### [RECORDS]
_ _ _ _ _

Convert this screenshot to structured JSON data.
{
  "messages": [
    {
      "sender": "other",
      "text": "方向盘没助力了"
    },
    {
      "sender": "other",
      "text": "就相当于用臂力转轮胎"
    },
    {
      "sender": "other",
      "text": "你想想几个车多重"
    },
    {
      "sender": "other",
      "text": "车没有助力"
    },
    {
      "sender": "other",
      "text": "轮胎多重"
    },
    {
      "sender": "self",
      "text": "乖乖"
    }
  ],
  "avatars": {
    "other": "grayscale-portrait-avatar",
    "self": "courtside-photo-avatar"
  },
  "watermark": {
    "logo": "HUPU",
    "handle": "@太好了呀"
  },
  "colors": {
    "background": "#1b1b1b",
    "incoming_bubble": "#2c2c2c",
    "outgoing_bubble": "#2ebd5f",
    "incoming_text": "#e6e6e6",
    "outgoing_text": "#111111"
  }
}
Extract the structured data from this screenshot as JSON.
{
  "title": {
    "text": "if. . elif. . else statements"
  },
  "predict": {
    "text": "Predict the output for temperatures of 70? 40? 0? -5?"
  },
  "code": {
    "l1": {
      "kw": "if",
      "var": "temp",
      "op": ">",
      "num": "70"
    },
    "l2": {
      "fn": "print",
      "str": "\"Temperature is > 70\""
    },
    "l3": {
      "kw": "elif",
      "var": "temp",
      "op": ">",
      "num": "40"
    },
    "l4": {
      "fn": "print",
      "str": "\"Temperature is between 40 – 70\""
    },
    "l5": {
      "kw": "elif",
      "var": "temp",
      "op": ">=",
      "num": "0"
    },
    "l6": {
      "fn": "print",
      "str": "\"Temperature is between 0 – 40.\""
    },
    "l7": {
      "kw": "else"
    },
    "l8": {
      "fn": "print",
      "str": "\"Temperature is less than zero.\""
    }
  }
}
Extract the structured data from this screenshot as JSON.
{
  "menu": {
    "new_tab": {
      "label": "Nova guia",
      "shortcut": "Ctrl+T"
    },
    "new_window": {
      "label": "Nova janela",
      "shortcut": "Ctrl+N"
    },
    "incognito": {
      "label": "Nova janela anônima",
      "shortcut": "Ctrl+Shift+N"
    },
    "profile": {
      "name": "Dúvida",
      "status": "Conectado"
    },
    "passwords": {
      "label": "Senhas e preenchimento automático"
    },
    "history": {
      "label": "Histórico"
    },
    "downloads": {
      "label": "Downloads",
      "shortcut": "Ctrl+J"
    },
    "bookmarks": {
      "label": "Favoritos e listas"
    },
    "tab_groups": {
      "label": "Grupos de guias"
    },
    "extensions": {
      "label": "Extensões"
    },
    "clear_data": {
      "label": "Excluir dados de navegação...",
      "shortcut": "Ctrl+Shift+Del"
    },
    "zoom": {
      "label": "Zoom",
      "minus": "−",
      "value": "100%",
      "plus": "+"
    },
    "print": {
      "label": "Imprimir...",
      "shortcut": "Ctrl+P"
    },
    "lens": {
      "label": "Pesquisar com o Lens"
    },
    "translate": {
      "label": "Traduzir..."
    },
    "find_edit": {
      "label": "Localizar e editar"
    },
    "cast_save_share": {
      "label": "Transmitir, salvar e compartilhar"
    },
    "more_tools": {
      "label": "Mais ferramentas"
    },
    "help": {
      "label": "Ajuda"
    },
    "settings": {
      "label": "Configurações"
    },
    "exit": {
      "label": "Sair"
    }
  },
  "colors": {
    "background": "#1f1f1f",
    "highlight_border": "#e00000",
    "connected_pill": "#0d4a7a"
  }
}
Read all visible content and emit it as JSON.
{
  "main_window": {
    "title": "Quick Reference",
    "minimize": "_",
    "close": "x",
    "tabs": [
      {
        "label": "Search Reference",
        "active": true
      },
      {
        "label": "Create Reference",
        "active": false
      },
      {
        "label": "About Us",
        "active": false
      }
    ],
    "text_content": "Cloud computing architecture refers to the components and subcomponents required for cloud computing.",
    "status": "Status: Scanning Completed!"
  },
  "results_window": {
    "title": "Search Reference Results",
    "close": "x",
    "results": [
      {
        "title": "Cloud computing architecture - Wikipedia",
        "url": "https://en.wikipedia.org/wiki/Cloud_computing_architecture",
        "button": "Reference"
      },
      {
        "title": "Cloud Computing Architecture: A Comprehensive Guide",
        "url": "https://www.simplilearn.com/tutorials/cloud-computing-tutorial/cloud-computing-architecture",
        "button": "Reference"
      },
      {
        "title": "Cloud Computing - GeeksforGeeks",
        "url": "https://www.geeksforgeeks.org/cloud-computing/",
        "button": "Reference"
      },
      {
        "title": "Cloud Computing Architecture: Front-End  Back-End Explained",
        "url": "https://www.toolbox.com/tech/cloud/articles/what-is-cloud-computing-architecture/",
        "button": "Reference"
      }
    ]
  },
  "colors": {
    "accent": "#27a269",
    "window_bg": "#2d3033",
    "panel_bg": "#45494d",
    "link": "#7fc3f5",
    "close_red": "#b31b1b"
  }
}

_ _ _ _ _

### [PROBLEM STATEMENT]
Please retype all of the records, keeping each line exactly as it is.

### [RESPONSE BOX]
Convert this screenshot to structured JSON data.
{
  "messages": [
    {
      "sender": "other",
      "text": "方向盘没助力了"
    },
    {
      "sender": "other",
      "text": "就相当于用臂力转轮胎"
    },
    {
      "sender": "other",
      "text": "你想想几个车多重"
    },
    {
      "sender": "other",
      "text": "车没有助力"
    },
    {
      "sender": "other",
      "text": "轮胎多重"
    },
    {
      "sender": "self",
      "text": "乖乖"
    }
  ],
  "avatars": {
    "other": "grayscale-portrait-avatar",
    "self": "courtside-photo-avatar"
  },
  "watermark": {
    "logo": "HUPU",
    "handle": "@太好了呀"
  },
  "colors": {
    "background": "#1b1b1b",
    "incoming_bubble": "#2c2c2c",
    "outgoing_bubble": "#2ebd5f",
    "incoming_text": "#e6e6e6",
    "outgoing_text": "#111111"
  }
}
Extract the structured data from this screenshot as JSON.
{
  "title": {
    "text": "if. . elif. . else statements"
  },
  "predict": {
    "text": "Predict the output for temperatures of 70? 40? 0? -5?"
  },
  "code": {
    "l1": {
      "kw": "if",
      "var": "temp",
      "op": ">",
      "num": "70"
    },
    "l2": {
      "fn": "print",
      "str": "\"Temperature is > 70\""
    },
    "l3": {
      "kw": "elif",
      "var": "temp",
      "op": ">",
      "num": "40"
    },
    "l4": {
      "fn": "print",
      "str": "\"Temperature is between 40 – 70\""
    },
    "l5": {
      "kw": "elif",
      "var": "temp",
      "op": ">=",
      "num": "0"
    },
    "l6": {
      "fn": "print",
      "str": "\"Temperature is between 0 – 40.\""
    },
    "l7": {
      "kw": "else"
    },
    "l8": {
      "fn": "print",
      "str": "\"Temperature is less than zero.\""
    }
  }
}
Extract the structured data from this screenshot as JSON.
{
  "menu": {
    "new_tab": {
      "label": "Nova guia",
      "shortcut": "Ctrl+T"
    },
    "new_window": {
      "label": "Nova janela",
      "shortcut": "Ctrl+N"
    },
    "incognito": {
      "label": "Nova janela anônima",
      "shortcut": "Ctrl+Shift+N"
    },
    "profile": {
      "name": "Dúvida",
      "status": "Conectado"
    },
    "passwords": {
      "label": "Senhas e preenchimento automático"
    },
    "history": {
      "label": "Histórico"
    },
    "downloads": {
      "label": "Downloads",
      "shortcut": "Ctrl+J"
    },
    "bookmarks": {
      "label": "Favoritos e listas"
    },
    "tab_groups": {
      "label": "Grupos de guias"
    },
    "extensions": {
      "label": "Extensões"
    },
    "clear_data": {
      "label": "Excluir dados de navegação...",
      "shortcut": "Ctrl+Shift+Del"
    },
    "zoom": {
      "label": "Zoom",
      "minus": "−",
      "value": "100%",
      "plus": "+"
    },
    "print": {
      "label": "Imprimir...",
      "shortcut": "Ctrl+P"
    },
    "lens": {
      "label": "Pesquisar com o Lens"
    },
    "translate": {
      "label": "Traduzir..."
    },
    "find_edit": {
      "label": "Localizar e editar"
    },
    "cast_save_share": {
      "label": "Transmitir, salvar e compartilhar"
    },
    "more_tools": {
      "label": "Mais ferramentas"
    },
    "help": {
      "label": "Ajuda"
    },
    "settings": {
      "label": "Configurações"
    },
    "exit": {
      "label": "Sair"
    }
  },
  "colors": {
    "background": "#1f1f1f",
    "highlight_border": "#e00000",
    "connected_pill": "#0d4a7a"
  }
}
Read all visible content and emit it as JSON.
{
  "main_window": {
    "title": "Quick Reference",
    "minimize": "_",
    "close": "x",
    "tabs": [
      {
        "label": "Search Reference",
        "active": true
      },
      {
        "label": "Create Reference",
        "active": false
      },
      {
        "label": "About Us",
        "active": false
      }
    ],
    "text_content": "Cloud computing architecture refers to the components and subcomponents required for cloud computing.",
    "status": "Status: Scanning Completed!"
  },
  "results_window": {
    "title": "Search Reference Results",
    "close": "x",
    "results": [
      {
        "title": "Cloud computing architecture - Wikipedia",
        "url": "https://en.wikipedia.org/wiki/Cloud_computing_architecture",
        "button": "Reference"
      },
      {
        "title": "Cloud Computing Architecture: A Comprehensive Guide",
        "url": "https://www.simplilearn.com/tutorials/cloud-computing-tutorial/cloud-computing-architecture",
        "button": "Reference"
      },
      {
        "title": "Cloud Computing - GeeksforGeeks",
        "url": "https://www.geeksforgeeks.org/cloud-computing/",
        "button": "Reference"
      },
      {
        "title": "Cloud Computing Architecture: Front-End  Back-End Explained",
        "url": "https://www.toolbox.com/tech/cloud/articles/what-is-cloud-computing-architecture/",
        "button": "Reference"
      }
    ]
  },
  "colors": {
    "accent": "#27a269",
    "window_bg": "#2d3033",
    "panel_bg": "#45494d",
    "link": "#7fc3f5",
    "close_red": "#b31b1b"
  }
}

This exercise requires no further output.